In a right triangle, the sum of the squares of the lengths of the legs is equal to the square of the length of the hypotenuse. This is a very simple and yet powerful theorem, which we can apply to many areas of life. The proofs of this theorem are a little more complicated. Perhaps the simplest is the geometrical proof, given about 1150 by the Indian mathematician Bhaskara  this is illustrated in the videos (right). 

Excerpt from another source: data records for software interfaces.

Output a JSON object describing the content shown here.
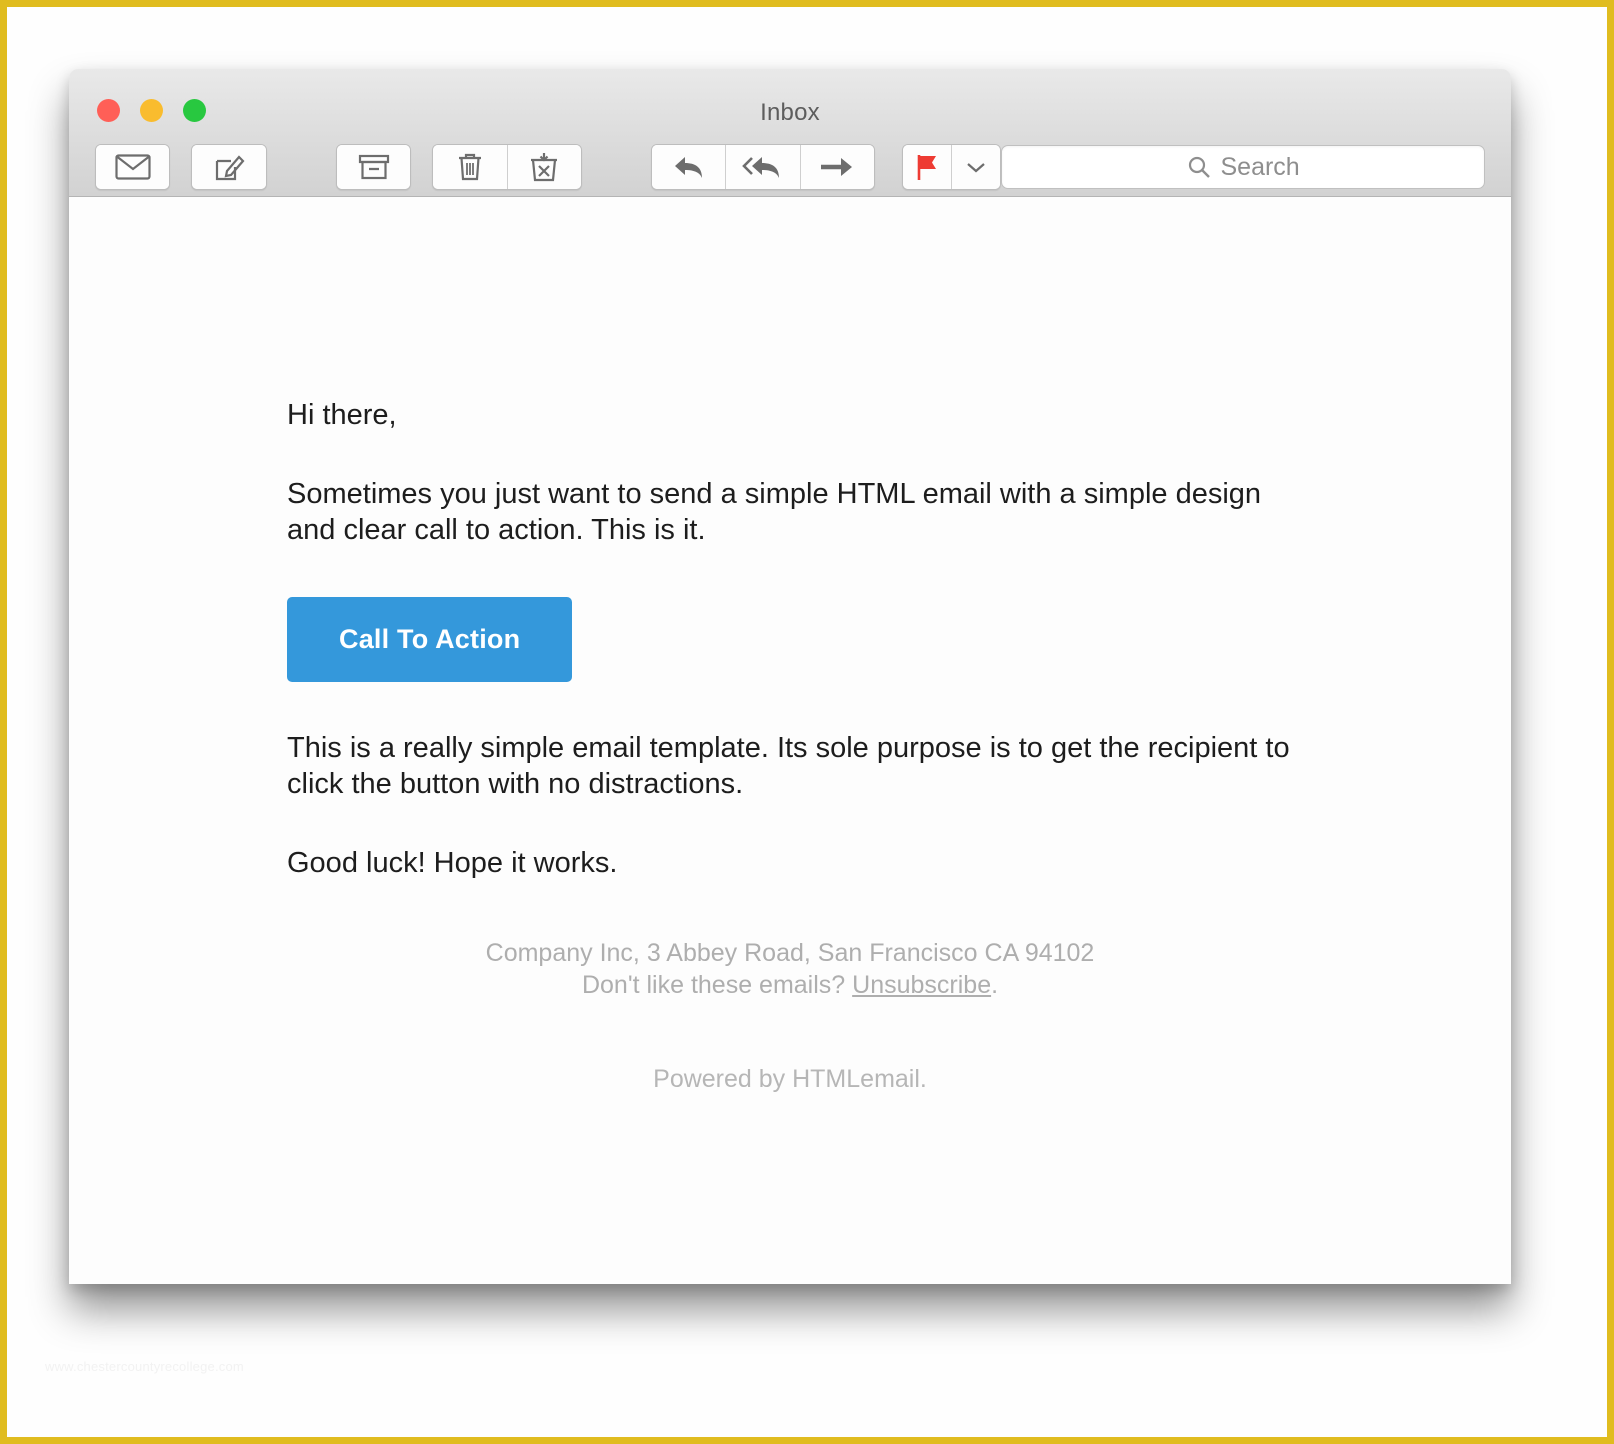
{
  "window": {
    "title": "Inbox",
    "traffic_lights": [
      {
        "name": "close",
        "color": "#ff5f57"
      },
      {
        "name": "minimize",
        "color": "#f9bc2e"
      },
      {
        "name": "zoom",
        "color": "#28c840"
      }
    ]
  },
  "toolbar": {
    "buttons": [
      {
        "name": "get-mail",
        "icon": "envelope-icon"
      },
      {
        "name": "compose",
        "icon": "compose-icon"
      },
      {
        "name": "archive",
        "icon": "archive-icon"
      },
      {
        "name": "delete",
        "icon": "trash-icon"
      },
      {
        "name": "junk",
        "icon": "junk-icon"
      },
      {
        "name": "reply",
        "icon": "reply-arrow-icon"
      },
      {
        "name": "reply-all",
        "icon": "reply-all-arrow-icon"
      },
      {
        "name": "forward",
        "icon": "forward-arrow-icon"
      },
      {
        "name": "flag",
        "icon": "flag-icon"
      },
      {
        "name": "flag-menu",
        "icon": "chevron-down-icon"
      }
    ],
    "flag_color": "#ee3b33"
  },
  "search": {
    "placeholder": "Search",
    "value": "",
    "icon": "search-icon"
  },
  "email": {
    "greeting": "Hi there,",
    "paragraph_1": "Sometimes you just want to send a simple HTML email with a simple design and clear call to action. This is it.",
    "cta_label": "Call To Action",
    "cta_color": "#3498db",
    "paragraph_2": "This is a really simple email template. Its sole purpose is to get the recipient to click the button with no distractions.",
    "paragraph_3": "Good luck! Hope it works."
  },
  "footer": {
    "address": "Company Inc, 3 Abbey Road, San Francisco CA 94102",
    "unsubscribe_prefix": "Don't like these emails? ",
    "unsubscribe_label": "Unsubscribe",
    "unsubscribe_suffix": ".",
    "powered_by": "Powered by HTMLemail."
  },
  "watermark": {
    "text": "www.chestercountyrecollege.com"
  }
}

PythagorasPythagoras (569500 B.C.E.) was born on the island of Samos in Greece, and did much traveling through Egypt, learning, among other things, mathematics. Not much more is known of his early years. Pythagoras gained his famous status by founding a group, the Brotherhood of Pythagoreans, which was devoted to the study of mathematics. The group was almost cultlike in that it had symbols, rituals and prayers. In addition, Pythagoras believed that "Number rules the universe,"and the Pythagoreans gave numerical values to many objects and ideas. These numerical values, in turn, were endowed with mystical and spiritual qualities.
Legend has it that upon completion of his famous theorem, Pythagoras sacrificed 100 oxen. Although he is credited with the discovery of the famous theorem, it is not possible to tell if Pythagoras is the actual author. The Pythagoreans wrote many geometric proofs, but it is difficult to ascertain who proved what, as the group wanted to keep their findings secret. Unfortunately, this vow of secrecy prevented an important mathematical idea from being made public. The Pythagoreans had discovered irrational numbers! If we take an isosceles right triangle with legs of measure 1, the hypotenuse will measure sqrt 2. But this number cannot be expressed as a length that can be measured with a ruler divided into fractional parts, and that deeply disturbed the Pythagoreans, who believed that "All is number." They called these numbers "alogon," which means "unutterable." So shocked were the Pythagoreans by these numbers, they put to death a member who dared to mention their existence to the public. It would be 200 years later that the Greek mathematician Eudoxus developed a way to deal with these unutterable numbers. 

Garfield's Proof 

Origami Proof